Children diagnosed with ADHD/ADD experience difficulties in attention, impulse control, and social interactions. Self esteem is impacted when the child feels these behavioral misadventures are their fault, and not related to differences in brain connections. Although medications have proven useful in the treatment of ADHD/ADD, there is value to healthy life styles. Disruption in appetite, sleep and focus are common denominators causing difficulty in children with Attention Deficit. Medication is only part of the treatment of ADHD/ADD and is not required in all cases. Benefits can be reaped from such interventions as exercise and sleep hygiene. Exercise tempers ADHD/ADD by increasing the chemicals in the brain, dopamine and norepinephrine, both of which play roles in the attention systems. Small studies on the impact of exercise in children are quite positive. Although more studies are needed, exercise is a conservative therapy with positive benefits and worthy of using in the treatment of children with Attention Deficit. It is important for parents to pay attention to what kind of activity they are enrolling their children in. Many of the children's sports are very competitive which may not be the best choice. Skills such as coordination and following directions cause barriers not experiences between their peers. Team size is another factor and a child with ADHD may be easily distracted by the activity of the other players. If team sports are not your child's thing, there are other means of exercise without stress. Look at activities such as track, swimming, fencing and martial arts. Integrate activities into the home by taking family walks, bike rides or yard games such as tag.

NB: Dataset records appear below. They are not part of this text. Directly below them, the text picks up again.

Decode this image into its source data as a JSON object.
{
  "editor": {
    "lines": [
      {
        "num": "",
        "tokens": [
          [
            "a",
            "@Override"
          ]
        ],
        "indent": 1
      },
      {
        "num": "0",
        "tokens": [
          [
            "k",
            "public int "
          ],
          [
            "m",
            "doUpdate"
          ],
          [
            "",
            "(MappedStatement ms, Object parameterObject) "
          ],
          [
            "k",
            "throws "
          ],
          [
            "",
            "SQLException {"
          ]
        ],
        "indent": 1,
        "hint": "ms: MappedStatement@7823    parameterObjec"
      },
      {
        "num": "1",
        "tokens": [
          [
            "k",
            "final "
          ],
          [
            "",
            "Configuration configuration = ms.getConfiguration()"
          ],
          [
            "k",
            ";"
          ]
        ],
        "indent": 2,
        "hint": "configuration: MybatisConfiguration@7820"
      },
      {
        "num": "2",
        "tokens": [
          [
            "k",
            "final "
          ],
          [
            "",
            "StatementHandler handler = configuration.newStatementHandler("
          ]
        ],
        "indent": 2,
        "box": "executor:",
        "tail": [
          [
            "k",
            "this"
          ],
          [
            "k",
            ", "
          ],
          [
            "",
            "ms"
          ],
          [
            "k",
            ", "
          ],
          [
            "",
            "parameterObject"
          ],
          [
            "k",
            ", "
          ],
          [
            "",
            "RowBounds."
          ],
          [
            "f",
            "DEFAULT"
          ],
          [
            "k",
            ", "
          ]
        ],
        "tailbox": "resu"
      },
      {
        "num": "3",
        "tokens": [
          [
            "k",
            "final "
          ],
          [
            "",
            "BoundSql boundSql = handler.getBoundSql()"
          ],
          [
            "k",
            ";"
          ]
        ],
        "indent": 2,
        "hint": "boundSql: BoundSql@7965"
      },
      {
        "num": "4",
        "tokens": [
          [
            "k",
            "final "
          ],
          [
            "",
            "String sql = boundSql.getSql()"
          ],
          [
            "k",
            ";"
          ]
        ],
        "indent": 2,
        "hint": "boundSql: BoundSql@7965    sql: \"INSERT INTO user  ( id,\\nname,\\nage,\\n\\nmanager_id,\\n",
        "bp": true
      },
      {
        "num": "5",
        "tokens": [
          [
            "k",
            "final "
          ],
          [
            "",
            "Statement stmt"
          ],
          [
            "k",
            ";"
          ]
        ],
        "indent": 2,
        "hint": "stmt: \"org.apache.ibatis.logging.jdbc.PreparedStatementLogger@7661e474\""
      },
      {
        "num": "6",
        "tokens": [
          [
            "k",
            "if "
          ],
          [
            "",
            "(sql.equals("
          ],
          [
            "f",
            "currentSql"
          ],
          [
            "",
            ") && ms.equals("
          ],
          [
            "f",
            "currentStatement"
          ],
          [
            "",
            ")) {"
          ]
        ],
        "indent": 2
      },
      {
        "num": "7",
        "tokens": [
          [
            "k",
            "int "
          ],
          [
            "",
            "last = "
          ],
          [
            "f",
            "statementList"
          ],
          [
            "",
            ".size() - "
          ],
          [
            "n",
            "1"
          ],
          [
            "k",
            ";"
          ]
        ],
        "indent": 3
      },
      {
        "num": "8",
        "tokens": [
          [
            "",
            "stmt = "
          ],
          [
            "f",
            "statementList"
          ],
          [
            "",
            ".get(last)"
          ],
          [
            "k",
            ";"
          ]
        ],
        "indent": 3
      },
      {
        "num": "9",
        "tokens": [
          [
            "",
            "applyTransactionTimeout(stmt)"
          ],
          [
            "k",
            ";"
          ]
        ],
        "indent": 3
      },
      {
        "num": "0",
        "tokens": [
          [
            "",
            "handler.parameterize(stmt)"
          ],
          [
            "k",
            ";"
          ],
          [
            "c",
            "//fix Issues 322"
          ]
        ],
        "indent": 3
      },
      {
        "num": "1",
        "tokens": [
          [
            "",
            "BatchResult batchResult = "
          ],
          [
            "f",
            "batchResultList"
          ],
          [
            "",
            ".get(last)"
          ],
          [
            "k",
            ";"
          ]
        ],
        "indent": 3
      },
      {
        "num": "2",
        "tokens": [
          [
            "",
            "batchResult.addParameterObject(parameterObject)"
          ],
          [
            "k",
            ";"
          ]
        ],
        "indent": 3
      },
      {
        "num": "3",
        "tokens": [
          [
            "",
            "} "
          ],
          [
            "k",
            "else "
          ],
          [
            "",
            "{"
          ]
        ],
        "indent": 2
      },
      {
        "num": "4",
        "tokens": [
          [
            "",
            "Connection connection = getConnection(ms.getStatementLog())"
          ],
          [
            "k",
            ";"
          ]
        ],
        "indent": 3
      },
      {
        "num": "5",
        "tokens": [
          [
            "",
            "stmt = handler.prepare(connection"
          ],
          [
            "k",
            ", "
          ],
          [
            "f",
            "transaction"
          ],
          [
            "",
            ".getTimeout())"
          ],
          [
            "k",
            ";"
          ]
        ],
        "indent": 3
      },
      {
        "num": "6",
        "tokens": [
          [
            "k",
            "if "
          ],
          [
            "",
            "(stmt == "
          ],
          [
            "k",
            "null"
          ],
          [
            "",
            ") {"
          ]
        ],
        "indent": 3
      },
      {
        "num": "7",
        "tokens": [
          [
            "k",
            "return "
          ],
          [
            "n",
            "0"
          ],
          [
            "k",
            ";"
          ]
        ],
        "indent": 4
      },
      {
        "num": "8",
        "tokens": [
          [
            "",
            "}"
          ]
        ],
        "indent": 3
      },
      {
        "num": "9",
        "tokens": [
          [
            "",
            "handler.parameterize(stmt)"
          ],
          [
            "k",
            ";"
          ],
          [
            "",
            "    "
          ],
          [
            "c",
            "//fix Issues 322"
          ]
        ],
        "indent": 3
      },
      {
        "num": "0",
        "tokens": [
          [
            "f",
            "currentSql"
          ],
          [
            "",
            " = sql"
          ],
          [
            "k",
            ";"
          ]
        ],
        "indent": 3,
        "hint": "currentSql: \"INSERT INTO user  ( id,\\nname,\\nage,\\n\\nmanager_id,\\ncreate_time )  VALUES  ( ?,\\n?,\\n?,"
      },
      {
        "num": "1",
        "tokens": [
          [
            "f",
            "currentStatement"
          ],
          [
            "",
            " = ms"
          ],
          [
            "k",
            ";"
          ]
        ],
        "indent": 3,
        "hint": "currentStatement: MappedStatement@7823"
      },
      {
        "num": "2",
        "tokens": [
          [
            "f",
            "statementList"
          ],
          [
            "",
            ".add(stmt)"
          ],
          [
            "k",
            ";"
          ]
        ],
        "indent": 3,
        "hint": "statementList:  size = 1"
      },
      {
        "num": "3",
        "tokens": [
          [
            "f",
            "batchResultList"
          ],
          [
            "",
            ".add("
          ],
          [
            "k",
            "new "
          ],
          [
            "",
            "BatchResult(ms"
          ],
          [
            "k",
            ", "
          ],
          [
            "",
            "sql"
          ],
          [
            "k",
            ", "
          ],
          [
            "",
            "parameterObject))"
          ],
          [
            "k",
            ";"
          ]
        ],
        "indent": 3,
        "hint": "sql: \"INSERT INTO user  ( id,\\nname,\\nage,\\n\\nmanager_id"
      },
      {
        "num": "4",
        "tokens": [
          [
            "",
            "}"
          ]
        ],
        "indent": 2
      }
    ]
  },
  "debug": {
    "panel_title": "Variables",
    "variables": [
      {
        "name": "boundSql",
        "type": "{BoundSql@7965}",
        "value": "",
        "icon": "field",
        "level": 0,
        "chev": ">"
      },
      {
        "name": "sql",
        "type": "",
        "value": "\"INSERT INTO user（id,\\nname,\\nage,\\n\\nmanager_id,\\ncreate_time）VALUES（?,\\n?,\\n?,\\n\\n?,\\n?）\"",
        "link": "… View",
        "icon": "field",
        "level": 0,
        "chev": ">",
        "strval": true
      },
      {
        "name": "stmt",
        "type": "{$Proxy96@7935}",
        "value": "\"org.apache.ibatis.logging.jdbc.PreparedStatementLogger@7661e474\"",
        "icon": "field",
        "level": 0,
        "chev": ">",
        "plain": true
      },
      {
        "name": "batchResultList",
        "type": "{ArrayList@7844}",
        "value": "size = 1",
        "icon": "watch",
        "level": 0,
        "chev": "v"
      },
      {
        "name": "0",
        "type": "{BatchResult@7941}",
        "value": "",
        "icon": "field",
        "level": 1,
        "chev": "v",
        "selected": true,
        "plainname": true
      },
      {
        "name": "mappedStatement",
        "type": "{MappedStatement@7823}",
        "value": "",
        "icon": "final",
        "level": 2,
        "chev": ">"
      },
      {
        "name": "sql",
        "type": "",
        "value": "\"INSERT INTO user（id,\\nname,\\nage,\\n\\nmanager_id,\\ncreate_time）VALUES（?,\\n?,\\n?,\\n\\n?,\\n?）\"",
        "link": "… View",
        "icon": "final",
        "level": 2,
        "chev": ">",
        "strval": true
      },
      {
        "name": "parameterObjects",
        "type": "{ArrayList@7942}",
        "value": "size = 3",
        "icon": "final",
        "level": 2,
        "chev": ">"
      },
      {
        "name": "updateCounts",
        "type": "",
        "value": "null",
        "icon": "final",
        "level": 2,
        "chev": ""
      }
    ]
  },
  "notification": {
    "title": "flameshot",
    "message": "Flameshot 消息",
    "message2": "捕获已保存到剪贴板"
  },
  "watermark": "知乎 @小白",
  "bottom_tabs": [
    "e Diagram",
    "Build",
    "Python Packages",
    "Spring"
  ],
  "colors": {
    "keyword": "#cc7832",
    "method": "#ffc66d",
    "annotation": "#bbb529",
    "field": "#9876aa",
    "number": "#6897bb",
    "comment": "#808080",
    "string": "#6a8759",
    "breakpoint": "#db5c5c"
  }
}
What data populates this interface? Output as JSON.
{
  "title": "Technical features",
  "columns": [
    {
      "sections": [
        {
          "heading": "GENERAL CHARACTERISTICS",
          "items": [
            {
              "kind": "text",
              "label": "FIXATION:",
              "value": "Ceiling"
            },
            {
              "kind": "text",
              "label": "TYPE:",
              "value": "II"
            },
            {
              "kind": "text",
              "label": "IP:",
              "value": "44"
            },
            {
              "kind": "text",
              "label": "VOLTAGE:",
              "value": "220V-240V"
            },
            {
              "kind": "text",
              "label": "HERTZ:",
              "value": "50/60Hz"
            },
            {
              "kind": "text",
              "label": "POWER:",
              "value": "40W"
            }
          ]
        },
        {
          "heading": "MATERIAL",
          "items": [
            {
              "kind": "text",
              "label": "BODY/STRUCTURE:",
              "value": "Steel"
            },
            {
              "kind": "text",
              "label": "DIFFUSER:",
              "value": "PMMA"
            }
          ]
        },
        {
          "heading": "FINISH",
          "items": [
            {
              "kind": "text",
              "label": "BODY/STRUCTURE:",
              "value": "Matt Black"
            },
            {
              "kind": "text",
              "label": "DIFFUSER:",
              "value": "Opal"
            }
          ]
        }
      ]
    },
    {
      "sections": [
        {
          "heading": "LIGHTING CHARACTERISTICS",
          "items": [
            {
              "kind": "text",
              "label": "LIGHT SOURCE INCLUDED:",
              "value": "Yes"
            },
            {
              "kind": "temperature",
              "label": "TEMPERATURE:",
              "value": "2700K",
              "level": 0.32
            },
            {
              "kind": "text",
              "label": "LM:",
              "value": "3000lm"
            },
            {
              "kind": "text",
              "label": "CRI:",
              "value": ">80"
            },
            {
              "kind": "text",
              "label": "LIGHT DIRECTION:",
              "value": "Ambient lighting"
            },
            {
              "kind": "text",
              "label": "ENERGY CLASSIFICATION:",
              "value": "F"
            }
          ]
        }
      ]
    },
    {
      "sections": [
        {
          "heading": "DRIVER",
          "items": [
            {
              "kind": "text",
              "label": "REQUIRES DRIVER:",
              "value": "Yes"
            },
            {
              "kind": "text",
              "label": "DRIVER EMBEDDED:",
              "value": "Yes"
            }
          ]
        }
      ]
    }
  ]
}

Important Disclaimer: The information on notchviewpediatrics.com is provided as a supportive service to Notchview Pediatrics, LLC and is not meant to replace the advice of the physicians and nurses who care for your child. All medical advice, information, and recommendations should be considered to be incomplete without a comprehensive evaluation by the physicians at Notchview Pediatrics, LLC.